Scenes of life almost "dejeuneur sur l'erbe," with characters taken in completely natural attitudes, never posed (the subjects never look toward the painter, the observer).  On the contrary they are captured almost by surprise.  It is like watching without being seen.  It is like life would be for the painter and the observer beyond a diaphragm, on the other side of a glass, beyond an imaginary window from which they watch the scenes of the world.  On the other hand, the theme of the window (in this case real) is loved and frequently visited by Lidia Bagnoli in many of her works: the window from which the sunlight enters like a stripe of colour, the window which opens to the outside, to the green, to the air, to life.

Like the "still image" of a movie, the painting "represents" life without entering empathetically into it, almost without wanting to take an intimate part.  There is the sensation of a sort of detachment, of distancing from things although they seem very real.  In the art of Lidia Bagnoli which is so "real" there is a distance which goes with the perception of silence and which makes scenes of normal life  "aulic," almost like a sublimation of reality.

The expression of a continuous flowing of life is superimposed over the sensation, made visible by the painting itself, of an unavoidable feeling of human precariousness, marked by a subtle, low level of anxiety.  In the quiet realism of these paintings a most ordinary, anti-heroic daily life lives in a dimension, frozen in time, that beats with a vague breath of inquietude, and the delightfulness of the subject looks like it is going to become a suspended vision of the world, metaphorical,  that dissipates  itself in the fleetingness of a moment of life, of a reflection, of a colour, of an attitude, of a secret thought.  A thin thread of inquietude flows under the skin of a quiet world: a sort of silent apprehension hidden inside the immobile things and inside the figures engrossed in their own impenetrable thoughts.
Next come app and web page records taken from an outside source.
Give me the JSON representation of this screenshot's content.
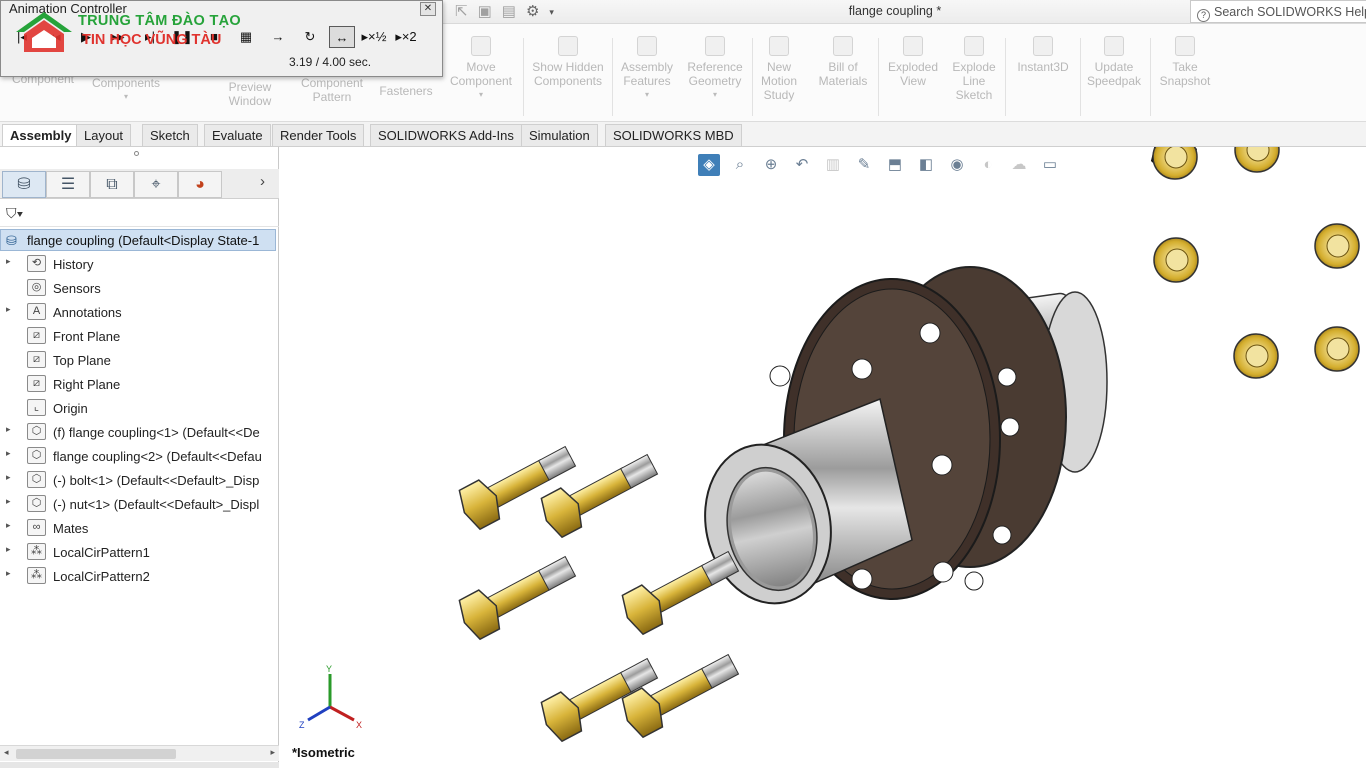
{
  "window": {
    "doc_title": "flange coupling *",
    "search_placeholder": "Search SOLIDWORKS Help"
  },
  "animation_controller": {
    "title": "Animation Controller",
    "time": "3.19 / 4.00 sec.",
    "controls": [
      "skip-to-start",
      "play",
      "loop",
      "reciprocate",
      "speed-half",
      "speed-double"
    ],
    "speed_half_label": "▸×½",
    "speed_double_label": "▸×2"
  },
  "logo": {
    "line1": "TRUNG TÂM ĐÀO TẠO",
    "line2": "TIN HỌC VŨNG TÀU"
  },
  "ribbon": {
    "buttons": [
      {
        "label": "Component",
        "disabled": true
      },
      {
        "label": "Components",
        "disabled": true
      },
      {
        "label": "Preview Window",
        "disabled": true
      },
      {
        "label": "Component Pattern",
        "disabled": true
      },
      {
        "label": "Fasteners",
        "disabled": true
      },
      {
        "label": "Move Component",
        "disabled": true
      },
      {
        "label": "Show Hidden Components",
        "disabled": true
      },
      {
        "label": "Assembly Features",
        "disabled": true
      },
      {
        "label": "Reference Geometry",
        "disabled": true
      },
      {
        "label": "New Motion Study",
        "disabled": true
      },
      {
        "label": "Bill of Materials",
        "disabled": true
      },
      {
        "label": "Exploded View",
        "disabled": true
      },
      {
        "label": "Explode Line Sketch",
        "disabled": true
      },
      {
        "label": "Instant3D",
        "disabled": true
      },
      {
        "label": "Update Speedpak",
        "disabled": true
      },
      {
        "label": "Take Snapshot",
        "disabled": true
      }
    ]
  },
  "tabs": [
    {
      "label": "Assembly",
      "active": true
    },
    {
      "label": "Layout"
    },
    {
      "label": "Sketch"
    },
    {
      "label": "Evaluate"
    },
    {
      "label": "Render Tools"
    },
    {
      "label": "SOLIDWORKS Add-Ins"
    },
    {
      "label": "Simulation"
    },
    {
      "label": "SOLIDWORKS MBD"
    }
  ],
  "feature_tree": {
    "root": "flange coupling  (Default<Display State-1",
    "items": [
      {
        "label": "History",
        "expandable": true,
        "icon": "history-icon"
      },
      {
        "label": "Sensors",
        "expandable": false,
        "icon": "sensor-icon"
      },
      {
        "label": "Annotations",
        "expandable": true,
        "icon": "annotation-icon"
      },
      {
        "label": "Front Plane",
        "expandable": false,
        "icon": "plane-icon"
      },
      {
        "label": "Top Plane",
        "expandable": false,
        "icon": "plane-icon"
      },
      {
        "label": "Right Plane",
        "expandable": false,
        "icon": "plane-icon"
      },
      {
        "label": "Origin",
        "expandable": false,
        "icon": "origin-icon"
      },
      {
        "label": "(f) flange coupling<1> (Default<<De",
        "expandable": true,
        "icon": "part-icon"
      },
      {
        "label": "flange coupling<2> (Default<<Defau",
        "expandable": true,
        "icon": "part-icon"
      },
      {
        "label": "(-) bolt<1> (Default<<Default>_Disp",
        "expandable": true,
        "icon": "part-icon"
      },
      {
        "label": "(-) nut<1> (Default<<Default>_Displ",
        "expandable": true,
        "icon": "part-icon"
      },
      {
        "label": "Mates",
        "expandable": true,
        "icon": "mates-icon"
      },
      {
        "label": "LocalCirPattern1",
        "expandable": true,
        "icon": "pattern-icon"
      },
      {
        "label": "LocalCirPattern2",
        "expandable": true,
        "icon": "pattern-icon"
      }
    ]
  },
  "viewport": {
    "view_orientation": "*Isometric",
    "triad_labels": {
      "x": "X",
      "y": "Y",
      "z": "Z"
    },
    "colors": {
      "flange_face": "#4a3b32",
      "hub_metal": "#cfcfcf",
      "bolt_brass": "#d8b43a",
      "nut_brass": "#d4ae2e"
    }
  }
}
A suspended precariousness insinuates itself, almost secretly, into the normality of a reality that shows itself serene and reassuring; something unspoken that subtly strikes and involves you.

Light, the main protagonist of the paintings,  contributes to a magic silence and to the distance of the scenes: an intense and filtered light, that like a sword cuts the surface of the canvas; it is this light/colour that makes the representation still and "eternal," transforming the fleeting into the durable, memory into physical presence, the normal into the solemn, the painting into reality.

 Silvia Evangelisti